__EXERCISE OBJECTIVE__: What is needed is every line of the data that includes the word "Kanallar". Please copy each one.

__DATA TO PROCESS__:
***

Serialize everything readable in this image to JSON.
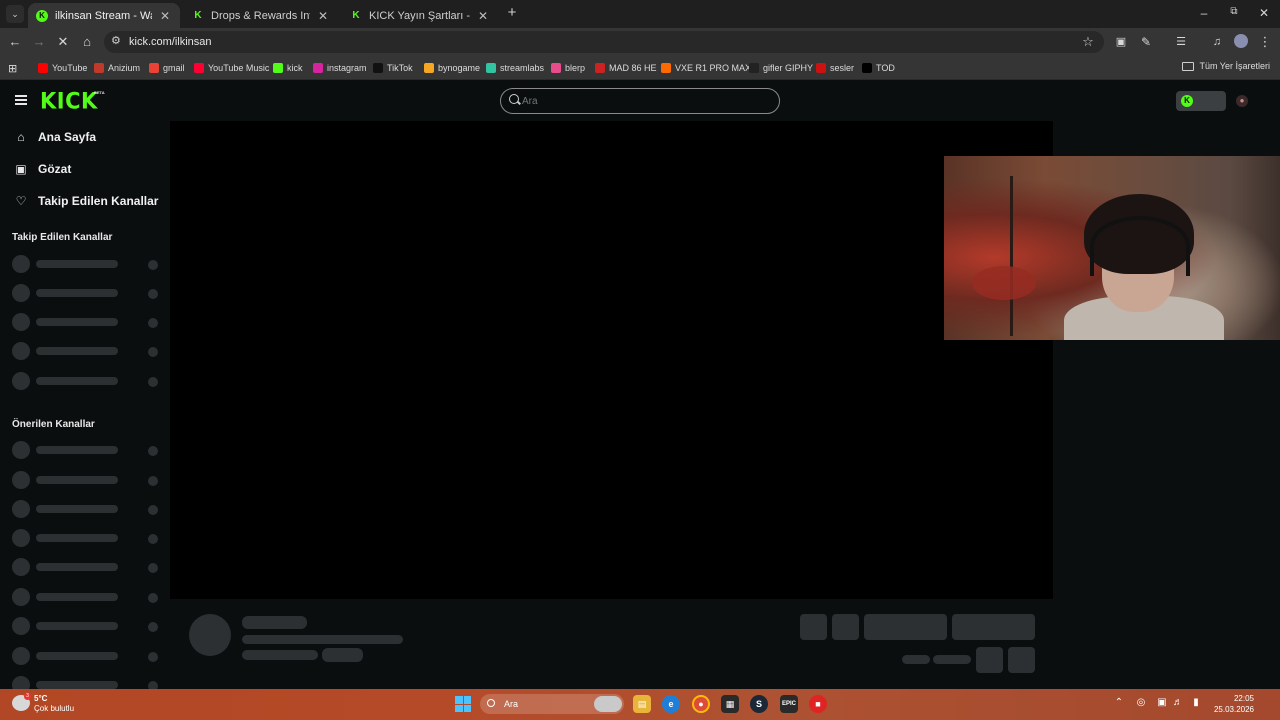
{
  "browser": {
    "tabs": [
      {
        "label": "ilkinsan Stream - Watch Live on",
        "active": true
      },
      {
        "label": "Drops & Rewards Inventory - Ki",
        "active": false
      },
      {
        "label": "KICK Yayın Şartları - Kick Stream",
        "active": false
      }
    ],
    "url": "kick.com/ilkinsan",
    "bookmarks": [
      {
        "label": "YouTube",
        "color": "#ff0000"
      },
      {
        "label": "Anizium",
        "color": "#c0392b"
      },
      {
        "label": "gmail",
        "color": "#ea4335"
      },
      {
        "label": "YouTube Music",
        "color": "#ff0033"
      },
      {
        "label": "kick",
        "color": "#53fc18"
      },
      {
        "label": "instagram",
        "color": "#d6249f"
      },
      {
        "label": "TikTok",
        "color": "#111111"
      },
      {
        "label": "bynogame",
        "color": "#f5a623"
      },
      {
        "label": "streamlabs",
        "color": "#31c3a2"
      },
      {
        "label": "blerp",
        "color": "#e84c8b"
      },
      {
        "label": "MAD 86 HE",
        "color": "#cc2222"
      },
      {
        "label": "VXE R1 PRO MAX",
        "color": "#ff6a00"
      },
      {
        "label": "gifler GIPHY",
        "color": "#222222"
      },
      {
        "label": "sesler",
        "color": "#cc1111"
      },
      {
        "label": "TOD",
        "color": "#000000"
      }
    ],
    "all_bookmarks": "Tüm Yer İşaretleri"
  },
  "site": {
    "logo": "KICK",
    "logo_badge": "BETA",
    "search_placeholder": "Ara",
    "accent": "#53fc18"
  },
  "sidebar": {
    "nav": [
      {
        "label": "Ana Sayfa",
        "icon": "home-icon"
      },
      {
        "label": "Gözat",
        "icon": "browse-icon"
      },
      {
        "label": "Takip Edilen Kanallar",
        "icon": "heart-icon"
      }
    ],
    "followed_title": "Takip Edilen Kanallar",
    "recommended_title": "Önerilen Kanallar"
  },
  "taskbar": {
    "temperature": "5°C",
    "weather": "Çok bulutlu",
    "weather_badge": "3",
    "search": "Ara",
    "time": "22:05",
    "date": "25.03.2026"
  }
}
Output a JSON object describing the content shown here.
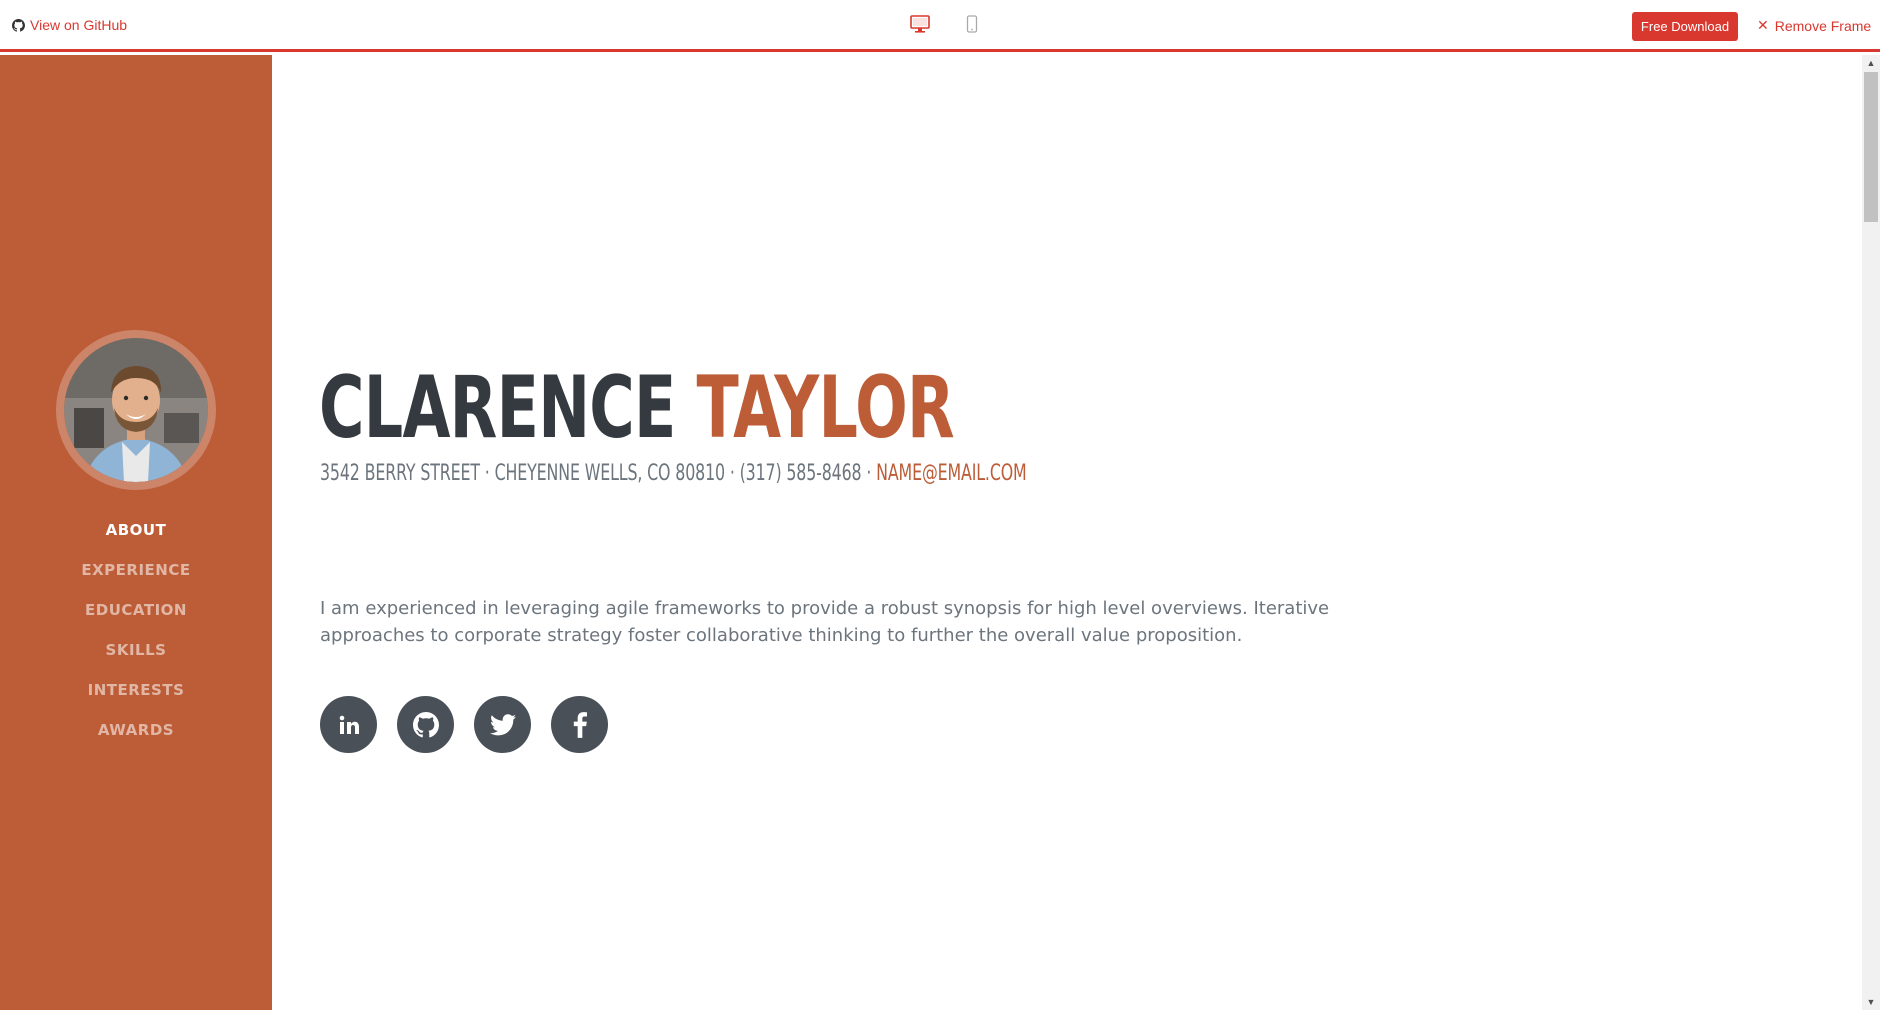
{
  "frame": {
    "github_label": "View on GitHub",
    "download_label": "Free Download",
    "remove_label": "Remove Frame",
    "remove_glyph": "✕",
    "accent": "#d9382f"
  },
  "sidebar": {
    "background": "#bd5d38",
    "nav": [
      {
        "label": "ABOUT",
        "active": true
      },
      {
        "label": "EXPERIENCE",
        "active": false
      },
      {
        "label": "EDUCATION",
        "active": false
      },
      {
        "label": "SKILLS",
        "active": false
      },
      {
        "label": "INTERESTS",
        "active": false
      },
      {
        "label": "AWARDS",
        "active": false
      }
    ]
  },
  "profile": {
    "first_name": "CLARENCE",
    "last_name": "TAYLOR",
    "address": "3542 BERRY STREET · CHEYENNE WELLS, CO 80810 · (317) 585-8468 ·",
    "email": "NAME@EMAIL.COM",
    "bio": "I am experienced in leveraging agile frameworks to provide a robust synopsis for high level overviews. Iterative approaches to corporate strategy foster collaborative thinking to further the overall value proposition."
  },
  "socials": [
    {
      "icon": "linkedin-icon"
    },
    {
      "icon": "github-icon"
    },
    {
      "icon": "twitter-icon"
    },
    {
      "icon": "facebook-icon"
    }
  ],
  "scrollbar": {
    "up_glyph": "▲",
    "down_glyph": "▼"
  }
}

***

__EXERCISE RESPONSE__:
        "label": "Takip Edilen Kanallar",
    "followed_title": "Takip Edilen Kanallar",
    "recommended_title": "Önerilen Kanallar"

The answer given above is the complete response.